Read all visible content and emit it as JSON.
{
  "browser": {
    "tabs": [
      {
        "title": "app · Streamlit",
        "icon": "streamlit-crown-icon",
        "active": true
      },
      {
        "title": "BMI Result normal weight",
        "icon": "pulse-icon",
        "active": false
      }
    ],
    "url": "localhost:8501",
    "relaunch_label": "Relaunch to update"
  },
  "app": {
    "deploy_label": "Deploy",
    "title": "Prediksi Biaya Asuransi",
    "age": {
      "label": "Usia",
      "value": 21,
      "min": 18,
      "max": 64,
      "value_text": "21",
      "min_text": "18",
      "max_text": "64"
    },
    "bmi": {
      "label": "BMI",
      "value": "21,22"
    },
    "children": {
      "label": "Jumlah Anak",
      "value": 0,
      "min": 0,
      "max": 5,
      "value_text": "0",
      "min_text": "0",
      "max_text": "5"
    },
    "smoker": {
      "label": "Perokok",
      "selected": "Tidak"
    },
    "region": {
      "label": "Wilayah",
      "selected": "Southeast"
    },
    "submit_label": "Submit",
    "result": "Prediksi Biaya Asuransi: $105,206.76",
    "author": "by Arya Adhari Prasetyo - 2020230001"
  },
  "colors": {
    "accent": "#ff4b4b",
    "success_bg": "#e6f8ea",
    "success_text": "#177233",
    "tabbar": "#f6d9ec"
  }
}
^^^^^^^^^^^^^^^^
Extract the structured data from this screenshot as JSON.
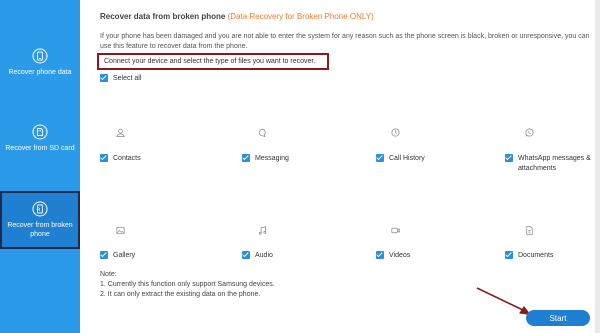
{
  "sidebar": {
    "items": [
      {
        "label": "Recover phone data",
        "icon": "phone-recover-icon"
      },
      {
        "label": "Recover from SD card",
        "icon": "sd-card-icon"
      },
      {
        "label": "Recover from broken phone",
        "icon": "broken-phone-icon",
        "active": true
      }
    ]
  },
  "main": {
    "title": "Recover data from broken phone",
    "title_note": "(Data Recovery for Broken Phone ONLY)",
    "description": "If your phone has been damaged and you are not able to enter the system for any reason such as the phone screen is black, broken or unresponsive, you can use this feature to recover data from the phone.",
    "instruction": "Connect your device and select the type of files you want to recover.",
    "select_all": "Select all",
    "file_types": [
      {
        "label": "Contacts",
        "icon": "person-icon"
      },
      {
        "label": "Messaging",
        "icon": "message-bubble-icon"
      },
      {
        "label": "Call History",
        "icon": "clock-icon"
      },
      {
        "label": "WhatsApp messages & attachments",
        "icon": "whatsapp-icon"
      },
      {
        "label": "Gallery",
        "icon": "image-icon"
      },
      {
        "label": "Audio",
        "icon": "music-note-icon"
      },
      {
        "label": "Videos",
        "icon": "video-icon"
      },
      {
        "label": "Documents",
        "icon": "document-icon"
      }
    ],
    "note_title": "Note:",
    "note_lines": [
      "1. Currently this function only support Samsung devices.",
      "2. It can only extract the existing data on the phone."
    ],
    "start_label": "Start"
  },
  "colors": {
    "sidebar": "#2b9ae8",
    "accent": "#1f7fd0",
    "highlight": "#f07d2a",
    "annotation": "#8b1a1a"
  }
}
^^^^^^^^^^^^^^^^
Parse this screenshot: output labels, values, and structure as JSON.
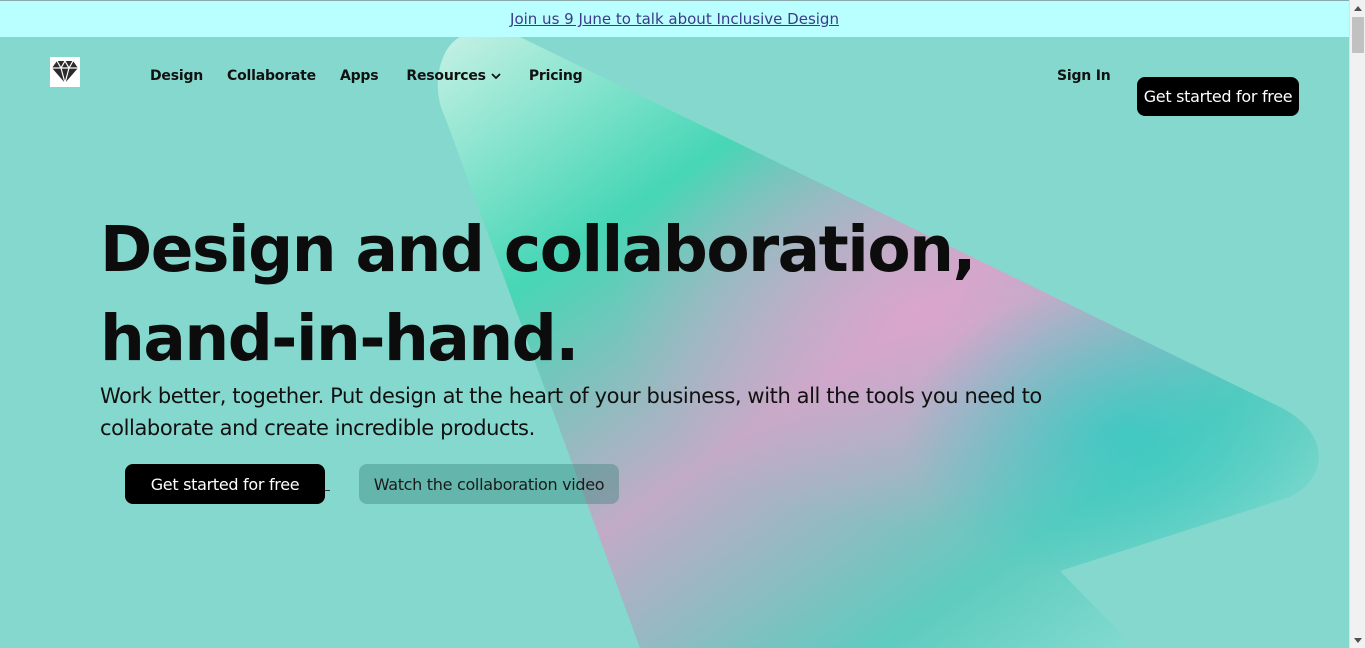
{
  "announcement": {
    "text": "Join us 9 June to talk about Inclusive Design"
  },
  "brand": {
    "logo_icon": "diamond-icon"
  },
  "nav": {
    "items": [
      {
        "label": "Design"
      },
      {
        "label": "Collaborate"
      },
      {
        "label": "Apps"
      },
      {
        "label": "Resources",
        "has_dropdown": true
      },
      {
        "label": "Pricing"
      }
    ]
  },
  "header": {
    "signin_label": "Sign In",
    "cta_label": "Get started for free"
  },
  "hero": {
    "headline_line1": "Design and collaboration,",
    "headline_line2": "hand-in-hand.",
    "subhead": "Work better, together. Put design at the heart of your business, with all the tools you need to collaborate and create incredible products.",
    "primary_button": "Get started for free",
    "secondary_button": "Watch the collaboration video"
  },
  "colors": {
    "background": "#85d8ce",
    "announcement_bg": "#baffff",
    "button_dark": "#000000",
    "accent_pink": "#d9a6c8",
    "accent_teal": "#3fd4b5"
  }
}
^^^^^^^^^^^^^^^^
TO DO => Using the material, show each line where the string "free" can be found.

THE COMPLETED TASK =>
    "cta_label": "Get started for free"
    "primary_button": "Get started for free",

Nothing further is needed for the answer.